I own no grand baronial hall,
No pastures rich in wavering corn;
Leave unto me my love for books,
And wealth and rank I laugh to scorn.
I envy not the richest King
That ever steeped his lips in wine!
With Count of Monte Christo, I
Can truly say “The world is mine.”
The world of books – how broad, how grand!
Within its volumes, dark and old,
What priceless gems of living thought
Their beauties to the mind unfold.
What flowers of genius suffuse
Their sweetness o’er its yellow page!
Immortal words of truth and fire,
Echoing down from age to age.
On wintry nights, when howls the wind,
And earth lies ‘neath a shroud of snow,
I draw the blind and light the lamp,
And in the world of books I go.
I read of glorious Italy –
Around her name what mem’ries throng;
The land of beauty and of art,
The home of laughter, love, and song;
Until methinks I hear the oars
Cleaving the bright Venetian tide,
Inhale the scent of southern flowers,
And see the gay gondolas glide!
Or through Verona’s ancient streets
On Fancy’s silken wings I go -
Those streets where, in the dim dark past
Walked Juliet and Romeo.
I read of Greece, downfallen Greece,
Rev’rence and awe her scenes command;
Though she has fallen like a star,
Her light is shed in every land.
I read of old historic France,
Where raged the revolution wild, -
The fountains, streets and boulevards,
Of Paris, her vivacious child.
from Rhymes from the Factory (Blackburn: R Denham and Co, 1907), © Ethel Carnie 1907, used by permission of the copyright holder Helen Brown.

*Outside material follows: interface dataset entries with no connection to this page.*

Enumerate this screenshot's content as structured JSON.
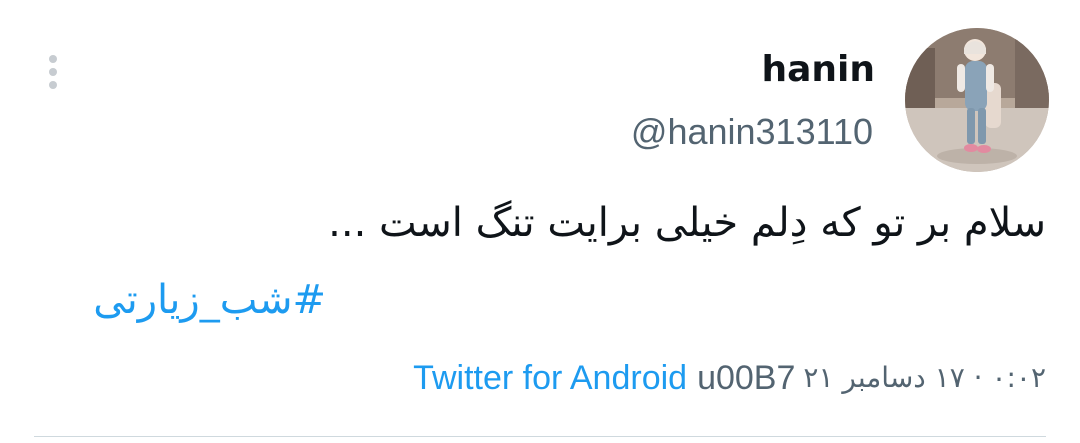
{
  "tweet": {
    "author": {
      "display_name": "hanin",
      "handle": "@hanin313110",
      "avatar_icon": "profile-photo-child"
    },
    "text": "سلام بر تو که دِلم خیلی برایت تنگ است ...",
    "hashtag": "#شب_زیارتی",
    "timestamp": "۰:۰۲ · ۱۷ دسامبر ۲۱",
    "source_separator": "u00B7",
    "source": "Twitter for Android",
    "menu_icon": "more-vertical-icon"
  },
  "colors": {
    "link": "#1d9bf0",
    "secondary_text": "#536471",
    "primary_text": "#0f1419",
    "divider": "#cfd9de",
    "menu_dots": "#c7ccd1"
  }
}
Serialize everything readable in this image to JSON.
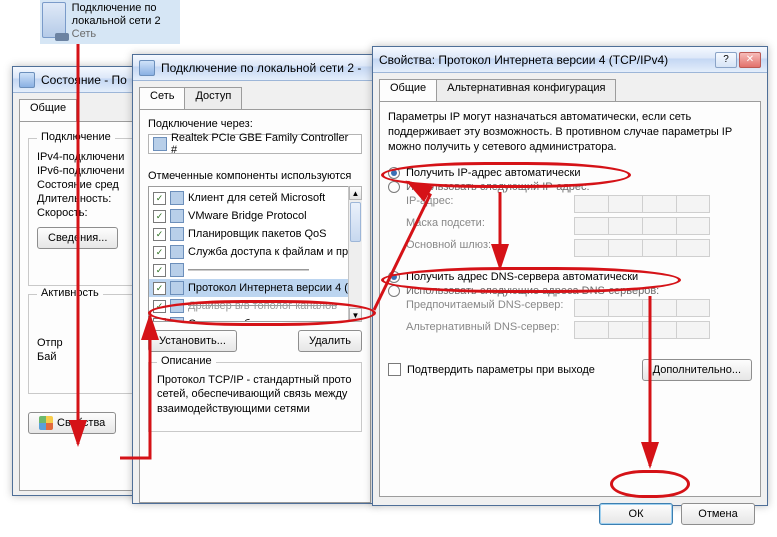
{
  "desktop": {
    "name": "Подключение по локальной сети 2",
    "type": "Сеть"
  },
  "status_win": {
    "title": "Состояние - По",
    "tab_general": "Общие",
    "grp_connection": "Подключение",
    "rows": {
      "ipv4": "IPv4-подключени",
      "ipv6": "IPv6-подключени",
      "media": "Состояние сред",
      "duration": "Длительность:",
      "speed": "Скорость:"
    },
    "details_btn": "Сведения...",
    "grp_activity": "Активность",
    "sent_lbl": "Отпр",
    "bytes_lbl": "Бай",
    "properties_btn": "Свойства"
  },
  "props_win": {
    "title": "Подключение по локальной сети 2 -",
    "tab_net": "Сеть",
    "tab_access": "Доступ",
    "connect_using": "Подключение через:",
    "adapter": "Realtek PCIe GBE Family Controller #",
    "components_label": "Отмеченные компоненты используются",
    "items": [
      "Клиент для сетей Microsoft",
      "VMware Bridge Protocol",
      "Планировщик пакетов QoS",
      "Служба доступа к файлам и при",
      "Протокол Интернета версии 4 (",
      "Драйвер в/в тополог каналов",
      "Ответчик обнаружения тополог"
    ],
    "install_btn": "Установить...",
    "remove_btn": "Удалить",
    "desc_legend": "Описание",
    "desc_text": "Протокол TCP/IP - стандартный прото сетей, обеспечивающий связь между взаимодействующими сетями"
  },
  "ipv4_win": {
    "title": "Свойства: Протокол Интернета версии 4 (TCP/IPv4)",
    "tab_general": "Общие",
    "tab_alt": "Альтернативная конфигурация",
    "intro": "Параметры IP могут назначаться автоматически, если сеть поддерживает эту возможность. В противном случае параметры IP можно получить у сетевого администратора.",
    "radio_ip_auto": "Получить IP-адрес автоматически",
    "radio_ip_manual": "Использовать следующий IP-адрес:",
    "lbl_ip": "IP-адрес:",
    "lbl_mask": "Маска подсети:",
    "lbl_gw": "Основной шлюз:",
    "radio_dns_auto": "Получить адрес DNS-сервера автоматически",
    "radio_dns_manual": "Использовать следующие адреса DNS-серверов:",
    "lbl_dns1": "Предпочитаемый DNS-сервер:",
    "lbl_dns2": "Альтернативный DNS-сервер:",
    "validate": "Подтвердить параметры при выходе",
    "advanced_btn": "Дополнительно...",
    "ok_btn": "ОК",
    "cancel_btn": "Отмена"
  }
}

Sponsor this poem
Would you like to sponsor this poem? Find out how here.